■ Your instructions ■
The whole listing is to be set down again without alteration.

■ Extracted records ■
»»
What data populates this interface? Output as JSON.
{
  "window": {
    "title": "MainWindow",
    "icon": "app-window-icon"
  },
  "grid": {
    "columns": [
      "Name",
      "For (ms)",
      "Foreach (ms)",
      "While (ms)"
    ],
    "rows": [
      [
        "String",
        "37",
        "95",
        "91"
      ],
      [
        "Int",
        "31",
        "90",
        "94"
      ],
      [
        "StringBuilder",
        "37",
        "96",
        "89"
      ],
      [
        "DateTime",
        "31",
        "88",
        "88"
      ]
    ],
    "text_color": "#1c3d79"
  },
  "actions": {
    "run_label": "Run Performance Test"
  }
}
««
■ Answer for this exercise ■
What data populates this interface? Output as JSON.
{
  "window": {
    "title": "MainWindow",
    "icon": "app-window-icon"
  },
  "grid": {
    "columns": [
      "Name",
      "For (ms)",
      "Foreach (ms)",
      "While (ms)"
    ],
    "rows": [
      [
        "String",
        "37",
        "95",
        "91"
      ],
      [
        "Int",
        "31",
        "90",
        "94"
      ],
      [
        "StringBuilder",
        "37",
        "96",
        "89"
      ],
      [
        "DateTime",
        "31",
        "88",
        "88"
      ]
    ],
    "text_color": "#1c3d79"
  },
  "actions": {
    "run_label": "Run Performance Test"
  }
}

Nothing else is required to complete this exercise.